(g) an application under the Immigration Rules falls to be determined by reference to policies in force at the date of decision, not those in force at the date of application.
(3) The date of "obtaining the relevant qualification" for the purposes of Table 10 of Appendix A to the Immigration Rules as in force immediately before 6 April 2012 is the date on which the University or other institution responsible for conferring the award (not the institution where the applicant physically studied, if different) actually conferred that award, whether in person or in absentia.
(4) As held in Khatel and others (s85A; effect of continuing application)  UKUT 00044 (IAC), section 85A of the Nationality, Immigration and Asylum Act 2002 precludes a tribunal, in a points-based appeal, from considering evidence as to compliance with points-based Rules, where that evidence was not before the Secretary of State when she took her decision; but the section does not prevent a tribunal from considering evidence that was before the Secretary of State when she took the decision, whether or not that evidence reached her only after the date of application for the purposes of paragraph 34F of the Immigration Rules."
17. There is no dispute that the appellant cannot succeed under the Immigration Rules following Raju. Any challenge brought in terms of what was argued in Nasim must also fail.
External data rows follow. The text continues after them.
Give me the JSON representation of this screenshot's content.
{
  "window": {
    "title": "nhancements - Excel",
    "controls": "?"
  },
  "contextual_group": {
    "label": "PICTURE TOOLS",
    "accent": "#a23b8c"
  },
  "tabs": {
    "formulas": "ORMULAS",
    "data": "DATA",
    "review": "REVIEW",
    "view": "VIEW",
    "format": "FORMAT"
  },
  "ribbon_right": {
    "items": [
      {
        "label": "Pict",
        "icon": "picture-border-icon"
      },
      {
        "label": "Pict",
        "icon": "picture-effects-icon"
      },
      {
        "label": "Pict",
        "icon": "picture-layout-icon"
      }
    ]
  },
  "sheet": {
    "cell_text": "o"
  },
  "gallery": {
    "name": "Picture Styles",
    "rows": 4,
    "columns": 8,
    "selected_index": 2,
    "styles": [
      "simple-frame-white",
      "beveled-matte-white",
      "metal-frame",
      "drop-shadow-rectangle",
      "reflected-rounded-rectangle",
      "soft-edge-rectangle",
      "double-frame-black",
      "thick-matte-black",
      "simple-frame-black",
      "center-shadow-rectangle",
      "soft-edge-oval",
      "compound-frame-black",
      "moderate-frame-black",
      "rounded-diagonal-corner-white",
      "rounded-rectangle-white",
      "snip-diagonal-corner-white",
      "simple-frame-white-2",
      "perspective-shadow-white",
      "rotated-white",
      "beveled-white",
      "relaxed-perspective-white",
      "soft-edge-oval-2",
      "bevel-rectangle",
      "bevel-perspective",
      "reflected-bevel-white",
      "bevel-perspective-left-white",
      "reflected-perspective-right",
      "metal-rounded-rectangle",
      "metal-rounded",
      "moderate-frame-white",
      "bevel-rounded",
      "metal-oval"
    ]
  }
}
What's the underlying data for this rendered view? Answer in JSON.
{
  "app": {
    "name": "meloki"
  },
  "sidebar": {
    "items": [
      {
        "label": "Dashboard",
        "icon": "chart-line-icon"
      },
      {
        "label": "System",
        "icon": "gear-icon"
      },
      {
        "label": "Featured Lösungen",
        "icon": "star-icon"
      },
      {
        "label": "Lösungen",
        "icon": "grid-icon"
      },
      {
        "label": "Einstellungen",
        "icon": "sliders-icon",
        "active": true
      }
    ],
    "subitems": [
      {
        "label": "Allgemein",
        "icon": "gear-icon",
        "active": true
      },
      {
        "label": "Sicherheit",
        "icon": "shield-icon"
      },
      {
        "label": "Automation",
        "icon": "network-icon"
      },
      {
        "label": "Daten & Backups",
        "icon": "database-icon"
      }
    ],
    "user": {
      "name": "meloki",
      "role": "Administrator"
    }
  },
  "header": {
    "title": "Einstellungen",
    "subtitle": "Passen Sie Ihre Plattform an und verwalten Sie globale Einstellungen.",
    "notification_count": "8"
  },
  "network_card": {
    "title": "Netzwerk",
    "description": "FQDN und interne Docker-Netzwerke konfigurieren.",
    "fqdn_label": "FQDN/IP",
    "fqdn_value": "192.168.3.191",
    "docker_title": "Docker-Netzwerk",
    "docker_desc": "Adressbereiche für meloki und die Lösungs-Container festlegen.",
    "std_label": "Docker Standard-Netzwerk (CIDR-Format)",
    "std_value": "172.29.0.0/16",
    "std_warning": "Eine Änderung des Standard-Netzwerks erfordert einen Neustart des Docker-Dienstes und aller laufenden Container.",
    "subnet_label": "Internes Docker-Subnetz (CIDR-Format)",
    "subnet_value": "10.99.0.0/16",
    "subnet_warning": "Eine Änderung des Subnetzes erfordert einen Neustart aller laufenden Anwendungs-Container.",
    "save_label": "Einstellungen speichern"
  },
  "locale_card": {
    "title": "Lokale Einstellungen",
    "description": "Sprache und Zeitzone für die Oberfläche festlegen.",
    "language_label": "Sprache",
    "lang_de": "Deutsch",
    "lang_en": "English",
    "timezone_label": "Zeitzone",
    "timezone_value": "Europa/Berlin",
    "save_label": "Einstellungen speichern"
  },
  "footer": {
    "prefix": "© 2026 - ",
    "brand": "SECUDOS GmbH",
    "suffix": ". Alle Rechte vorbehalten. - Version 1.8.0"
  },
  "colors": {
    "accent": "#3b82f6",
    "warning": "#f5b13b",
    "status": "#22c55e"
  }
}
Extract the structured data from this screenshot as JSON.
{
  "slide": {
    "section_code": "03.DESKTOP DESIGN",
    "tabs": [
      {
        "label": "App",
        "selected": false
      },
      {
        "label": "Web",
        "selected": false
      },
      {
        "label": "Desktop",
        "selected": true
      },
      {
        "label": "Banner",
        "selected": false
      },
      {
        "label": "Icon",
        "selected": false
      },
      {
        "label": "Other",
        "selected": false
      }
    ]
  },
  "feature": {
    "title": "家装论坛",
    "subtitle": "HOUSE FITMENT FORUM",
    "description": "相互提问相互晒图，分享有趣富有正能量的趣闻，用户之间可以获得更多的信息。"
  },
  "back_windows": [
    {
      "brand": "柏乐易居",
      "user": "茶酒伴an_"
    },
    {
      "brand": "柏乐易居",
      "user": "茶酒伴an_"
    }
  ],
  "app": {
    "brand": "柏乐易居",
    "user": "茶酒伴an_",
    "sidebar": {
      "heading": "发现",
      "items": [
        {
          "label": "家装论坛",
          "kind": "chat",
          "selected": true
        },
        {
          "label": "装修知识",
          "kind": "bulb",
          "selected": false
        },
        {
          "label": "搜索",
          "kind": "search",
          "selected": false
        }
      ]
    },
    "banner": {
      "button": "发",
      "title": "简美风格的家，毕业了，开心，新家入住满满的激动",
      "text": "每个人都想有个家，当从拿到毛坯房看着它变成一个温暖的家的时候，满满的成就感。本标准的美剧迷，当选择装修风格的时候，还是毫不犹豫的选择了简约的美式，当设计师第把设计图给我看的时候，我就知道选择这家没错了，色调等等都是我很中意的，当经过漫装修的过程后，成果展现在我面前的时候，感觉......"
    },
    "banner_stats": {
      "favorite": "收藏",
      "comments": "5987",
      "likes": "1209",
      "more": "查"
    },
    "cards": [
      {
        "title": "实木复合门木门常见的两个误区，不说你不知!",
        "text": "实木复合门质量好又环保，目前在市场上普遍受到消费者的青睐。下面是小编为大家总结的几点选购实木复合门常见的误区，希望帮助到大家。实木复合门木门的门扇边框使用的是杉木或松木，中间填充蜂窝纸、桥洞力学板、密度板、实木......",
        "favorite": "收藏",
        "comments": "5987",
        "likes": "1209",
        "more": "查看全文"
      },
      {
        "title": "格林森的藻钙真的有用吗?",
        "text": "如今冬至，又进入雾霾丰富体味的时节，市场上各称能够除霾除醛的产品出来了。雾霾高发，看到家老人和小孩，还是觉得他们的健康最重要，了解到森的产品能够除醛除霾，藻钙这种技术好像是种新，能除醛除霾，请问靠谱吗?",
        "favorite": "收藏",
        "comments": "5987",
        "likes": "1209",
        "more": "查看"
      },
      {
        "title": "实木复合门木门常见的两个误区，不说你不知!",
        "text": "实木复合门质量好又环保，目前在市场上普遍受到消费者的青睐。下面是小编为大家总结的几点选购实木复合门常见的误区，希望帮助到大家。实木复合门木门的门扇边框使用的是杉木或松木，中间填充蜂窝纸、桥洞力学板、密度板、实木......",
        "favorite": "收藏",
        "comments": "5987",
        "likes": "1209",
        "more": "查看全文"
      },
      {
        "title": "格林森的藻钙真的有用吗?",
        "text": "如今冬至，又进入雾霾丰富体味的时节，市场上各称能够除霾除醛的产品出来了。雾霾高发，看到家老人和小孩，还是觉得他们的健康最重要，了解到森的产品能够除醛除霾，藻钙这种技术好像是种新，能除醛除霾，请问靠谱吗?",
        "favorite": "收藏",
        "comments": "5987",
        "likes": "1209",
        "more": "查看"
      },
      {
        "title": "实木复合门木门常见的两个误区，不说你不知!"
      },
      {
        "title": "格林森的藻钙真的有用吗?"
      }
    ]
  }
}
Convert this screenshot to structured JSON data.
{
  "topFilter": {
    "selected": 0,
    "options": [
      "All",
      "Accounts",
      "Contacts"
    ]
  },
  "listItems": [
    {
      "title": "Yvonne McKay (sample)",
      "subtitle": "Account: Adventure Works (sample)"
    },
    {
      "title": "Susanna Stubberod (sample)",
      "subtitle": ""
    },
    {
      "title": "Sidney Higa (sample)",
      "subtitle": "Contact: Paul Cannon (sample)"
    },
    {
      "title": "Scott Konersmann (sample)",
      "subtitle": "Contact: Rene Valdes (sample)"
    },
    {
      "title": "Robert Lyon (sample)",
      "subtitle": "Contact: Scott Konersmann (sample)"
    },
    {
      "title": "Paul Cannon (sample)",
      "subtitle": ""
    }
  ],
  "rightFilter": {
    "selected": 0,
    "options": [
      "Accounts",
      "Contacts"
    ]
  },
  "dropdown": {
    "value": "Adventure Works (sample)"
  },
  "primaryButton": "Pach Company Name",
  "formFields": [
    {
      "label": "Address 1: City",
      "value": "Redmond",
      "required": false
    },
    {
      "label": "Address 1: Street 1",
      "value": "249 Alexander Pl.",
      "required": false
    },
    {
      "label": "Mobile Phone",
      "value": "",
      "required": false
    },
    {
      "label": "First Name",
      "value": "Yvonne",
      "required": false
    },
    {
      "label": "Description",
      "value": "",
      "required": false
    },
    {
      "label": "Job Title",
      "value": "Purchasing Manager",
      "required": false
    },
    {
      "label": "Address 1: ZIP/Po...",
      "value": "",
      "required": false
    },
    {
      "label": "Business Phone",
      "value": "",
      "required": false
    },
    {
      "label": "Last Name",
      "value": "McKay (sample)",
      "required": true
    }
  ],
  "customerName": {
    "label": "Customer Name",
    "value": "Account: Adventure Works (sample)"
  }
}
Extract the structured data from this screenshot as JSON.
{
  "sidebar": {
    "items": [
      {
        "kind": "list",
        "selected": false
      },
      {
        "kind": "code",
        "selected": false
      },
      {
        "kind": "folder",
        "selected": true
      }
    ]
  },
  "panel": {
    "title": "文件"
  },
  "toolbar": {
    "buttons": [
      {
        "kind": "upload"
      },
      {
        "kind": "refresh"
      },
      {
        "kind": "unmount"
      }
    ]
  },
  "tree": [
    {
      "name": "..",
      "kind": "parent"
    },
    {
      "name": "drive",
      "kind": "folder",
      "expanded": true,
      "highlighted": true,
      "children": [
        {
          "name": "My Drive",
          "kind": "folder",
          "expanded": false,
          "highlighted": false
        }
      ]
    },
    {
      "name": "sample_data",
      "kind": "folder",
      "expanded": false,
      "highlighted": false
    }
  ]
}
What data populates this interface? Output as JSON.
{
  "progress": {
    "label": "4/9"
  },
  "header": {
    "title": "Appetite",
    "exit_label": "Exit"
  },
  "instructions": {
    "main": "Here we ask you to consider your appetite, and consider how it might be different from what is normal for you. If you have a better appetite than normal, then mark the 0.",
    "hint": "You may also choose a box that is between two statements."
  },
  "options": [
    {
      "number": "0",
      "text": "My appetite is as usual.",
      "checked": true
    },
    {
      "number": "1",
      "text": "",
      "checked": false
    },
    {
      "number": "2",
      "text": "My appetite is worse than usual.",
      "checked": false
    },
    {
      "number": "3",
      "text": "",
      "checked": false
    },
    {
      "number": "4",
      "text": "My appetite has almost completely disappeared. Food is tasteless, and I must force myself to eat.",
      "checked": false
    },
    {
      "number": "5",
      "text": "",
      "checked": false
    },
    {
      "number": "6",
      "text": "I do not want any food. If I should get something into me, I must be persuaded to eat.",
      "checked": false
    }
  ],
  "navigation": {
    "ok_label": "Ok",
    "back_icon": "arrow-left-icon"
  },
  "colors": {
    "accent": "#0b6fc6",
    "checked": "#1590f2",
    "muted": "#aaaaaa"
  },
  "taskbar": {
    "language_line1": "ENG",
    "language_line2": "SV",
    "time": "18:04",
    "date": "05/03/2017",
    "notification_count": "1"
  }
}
18. The appellant provided me with details of two of his friends who have been granted leave but whose circumstances, he maintains, were identical to his own. The appellant also maintained that many of those who applied for further leave as Post Study Work migrants were granted leave in that category even though they did not have their educational award at the date of application. He considered it unfair that he had not been granted leave when others had.
19. It remains the case that this appellant cannot meet the Immigration Rules. His arguments on unfairness can only avail him as part of an Article 8 argument. His appeal under Article 8 was refused by the First-tier Tribunal and no challenge to that aspect of the decision made to the Upper Tribunal. Even if such a challenge had been made, it is not my view that any inconsistency in grants of leave or refusals of those applying for leave as Post Study Work migrants was sufficient to found a successful Article 8 claim where the appellant came to obtain an education qualification, has obtained it, was given proper notice of the changes to the Post Study Work category and given the comments of the Supreme Court in Patel and Others v SSHD  UKSC 72 which express the limited utility of Article 8 to an appellant such as this where physical and moral integrity are not in issue; see also Nasim and others (Article 8)  UKUT 00025 (IAC).
20. For these reasons, in re-making the appeal, I therefore find no error in the decision of the First-tier Tribunal which refused the appeals under the Immigration Rules and Article 8 of the ECHR.
21. The decision of Upper Tribunal Judge Eshun dated 7 May 2013 is set aside.
22. I re-make the decision as follows:
a. The decision of the First-tier Tribunal does not disclose an error on a point of law in the dismissal of the appeal under the Immigration Rules or Article 8 of the ECHR.
Signed Date: 4 March 2014
Upper Tribunal Judge Pitt